Marie Norton Whitney, wife of W. Averell Harriman (1891-1986) and director of the Marie Harriman Gallery in New York City, helped him and his wife be evacuated from France.[3] Thanks to her help, the couple arrived in New York City in 1942.[3] Once in New York, he was patronised by Baroness Hilla von Rebay (1890-1967), also a painter and the mistress of Solomon R. Guggenheim (1861-1949).[3][2] He taught at Fordham University, Parsons The New School for Design and The New School for Social Research.[3][2] Meanwhile, he also exhibited his paintings at the Solomon R. Guggenheim Museum and the Wehe Gallery.[3][2] He also exhibited at the Pennsylvania Academy of the Fine Arts in Philadelphia, Pennsylvania.[3]

From 1954 to 1956, he lived in Caracas, Venezuela, where his sister lived, and he exhibited his paintings in the Museo de Arte Contemporáneo.[3][2] He moved back to the US and served as the Director of the French-American Art Institute in Washington, D.C. from 1956 to 1959.[3][2] That year, after his wife died, he moved to Nashville, Tennessee and joined the Department of Fine Arts in the College of Arts and Science at Vanderbilt University as a faculty member and taught drawing and painting.[3][2] However, he clashed with other faculty members, including the department chair, Walter Sharp, and the Chancellor, Harvie Branscomb (1894-1998).[3] He also sided with Gordon D. Kaufman (1925-2011), who was teaching at the Vanderbilt University Divinity School, to support African-American activist James Lawson, who was expelled from the Vanderbilt campus in 1960.[3] Meanwhile, he continued to produce paintings, and exhibited at the Cheekwood Botanical Garden and Museum of Art, the Parthenon and the Vanderbilt Art Gallery.[3] However, he was fired by Vanderbilt University in 1963, though he stayed in his one-bedroom apartment close to campus overlooking the Centennial Park until he died six years later.[3][2] Paul Harmon, another painter from Nashville, inherited the executorship of his estate.[2]
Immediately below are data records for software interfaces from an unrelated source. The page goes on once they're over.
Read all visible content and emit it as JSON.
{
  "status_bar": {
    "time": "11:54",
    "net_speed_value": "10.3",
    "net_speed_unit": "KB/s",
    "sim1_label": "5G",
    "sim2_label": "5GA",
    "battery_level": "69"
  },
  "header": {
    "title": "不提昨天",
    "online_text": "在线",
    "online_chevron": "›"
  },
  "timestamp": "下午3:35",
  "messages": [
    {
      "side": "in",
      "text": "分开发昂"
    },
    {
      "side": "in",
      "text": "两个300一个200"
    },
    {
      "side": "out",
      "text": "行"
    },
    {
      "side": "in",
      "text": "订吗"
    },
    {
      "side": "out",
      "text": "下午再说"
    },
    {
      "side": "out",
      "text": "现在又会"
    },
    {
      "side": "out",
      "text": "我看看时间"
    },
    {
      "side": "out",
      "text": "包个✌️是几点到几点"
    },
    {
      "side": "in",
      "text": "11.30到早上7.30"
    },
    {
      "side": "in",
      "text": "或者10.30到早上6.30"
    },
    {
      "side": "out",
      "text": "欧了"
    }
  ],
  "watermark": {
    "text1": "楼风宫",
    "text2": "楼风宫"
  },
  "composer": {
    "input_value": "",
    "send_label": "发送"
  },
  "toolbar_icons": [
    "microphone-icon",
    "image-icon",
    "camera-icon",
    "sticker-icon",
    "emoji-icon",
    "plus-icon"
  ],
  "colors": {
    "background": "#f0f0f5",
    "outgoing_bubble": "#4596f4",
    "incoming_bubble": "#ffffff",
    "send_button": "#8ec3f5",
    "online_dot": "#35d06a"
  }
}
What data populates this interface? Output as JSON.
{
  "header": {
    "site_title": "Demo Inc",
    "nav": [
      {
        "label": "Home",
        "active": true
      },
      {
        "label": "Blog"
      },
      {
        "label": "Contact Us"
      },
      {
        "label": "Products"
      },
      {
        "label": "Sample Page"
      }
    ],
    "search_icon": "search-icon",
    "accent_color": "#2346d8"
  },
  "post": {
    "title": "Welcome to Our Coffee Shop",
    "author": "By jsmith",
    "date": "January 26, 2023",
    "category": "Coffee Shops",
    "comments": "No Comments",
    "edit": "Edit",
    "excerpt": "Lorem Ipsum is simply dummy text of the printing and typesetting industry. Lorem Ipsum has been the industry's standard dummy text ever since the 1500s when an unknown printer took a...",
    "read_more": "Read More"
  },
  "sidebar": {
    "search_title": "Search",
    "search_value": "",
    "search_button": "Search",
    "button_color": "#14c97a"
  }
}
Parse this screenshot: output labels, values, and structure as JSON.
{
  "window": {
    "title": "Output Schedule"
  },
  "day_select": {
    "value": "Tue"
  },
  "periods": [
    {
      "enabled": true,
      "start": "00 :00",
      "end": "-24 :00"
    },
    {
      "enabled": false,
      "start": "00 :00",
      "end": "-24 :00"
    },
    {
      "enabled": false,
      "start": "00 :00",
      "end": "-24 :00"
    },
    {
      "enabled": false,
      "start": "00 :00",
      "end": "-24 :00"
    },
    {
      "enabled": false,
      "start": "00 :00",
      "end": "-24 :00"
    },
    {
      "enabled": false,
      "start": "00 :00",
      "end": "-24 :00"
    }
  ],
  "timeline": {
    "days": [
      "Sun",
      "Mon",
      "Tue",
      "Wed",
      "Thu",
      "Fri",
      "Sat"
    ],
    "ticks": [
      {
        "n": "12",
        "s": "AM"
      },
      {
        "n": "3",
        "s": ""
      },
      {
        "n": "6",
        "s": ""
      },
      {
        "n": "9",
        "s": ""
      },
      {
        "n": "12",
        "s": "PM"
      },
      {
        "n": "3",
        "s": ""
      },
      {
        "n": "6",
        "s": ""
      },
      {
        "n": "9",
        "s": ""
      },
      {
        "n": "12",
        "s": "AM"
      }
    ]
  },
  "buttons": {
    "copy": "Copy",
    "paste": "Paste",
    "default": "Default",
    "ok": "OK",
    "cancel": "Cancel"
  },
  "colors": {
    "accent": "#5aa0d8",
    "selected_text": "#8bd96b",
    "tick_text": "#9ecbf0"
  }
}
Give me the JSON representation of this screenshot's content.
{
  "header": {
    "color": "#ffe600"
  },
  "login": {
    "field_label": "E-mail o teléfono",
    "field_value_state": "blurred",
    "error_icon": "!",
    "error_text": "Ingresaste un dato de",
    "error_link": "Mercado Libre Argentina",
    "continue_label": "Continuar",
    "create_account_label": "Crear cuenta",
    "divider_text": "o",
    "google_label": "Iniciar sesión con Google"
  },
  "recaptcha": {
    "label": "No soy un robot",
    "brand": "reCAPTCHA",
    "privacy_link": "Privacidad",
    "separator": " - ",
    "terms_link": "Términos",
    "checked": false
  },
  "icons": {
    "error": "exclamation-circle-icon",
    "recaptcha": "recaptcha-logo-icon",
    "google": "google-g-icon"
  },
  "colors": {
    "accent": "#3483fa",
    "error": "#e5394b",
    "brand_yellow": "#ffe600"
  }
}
Some of his paintings are exhibited in the Smithsonian American Art Museum in Washington, D.C..[1][4] Others can be found in the Musée National d'Art Moderne in Paris, the National Gallery in Berlin, the Victoria and Albert Museum in London, and the Cheekwood Botanical Garden and Museum of Art in Nashville.[3][2]

Personal life[edit]

He was married to Herthe Marie.[3][2] She was Jewish.[3] During the Second World War, her car was strafed, leaving her disabled.[3][2] She died ten years before he did, in 1959, while they were living in Washington, D.C..[3]

He died in 1969 in Nashville.[1]

Selected paintings[edit]

  • The Little Round Table (Smithsonian American Art Museum, Washington, D.C., 1950).[4]
  • Dancer (Smithsonian American Art Museum, Washington, D.C., 1956).[4]
  • Après la Visite de la Mort (1959).[3]
  • The Mockery of Christ (Vanderbilt University Divinity School, 1963).[3][5]

References[edit]

  1. ^ a b c Smithsonian American Art Museum
  2. ^ a b c d e f g h i j k l m n o p q r John Guider, Biel-Bienne | The Forgotten Master, Nashville Arts Magazine, June 28, 2010
  3. ^ a b c d e f g h i j k l m n o p q r s t u v w x y z aa ab ac ad Robin Margaret Jensen (ed.), Kimberly J. Vrudny (ed.), Visual Theology: Forming and Transforming the Community Through the Arts, Liturgical Press, 2009, pp. 43-53 [1]
  4. ^ a b c Smithsonian American Art Museum: Search Collection
  5. ^ Bonnie Arant Ertelt, Drawing the Line, Vanderbilt Magazine, Summer 2010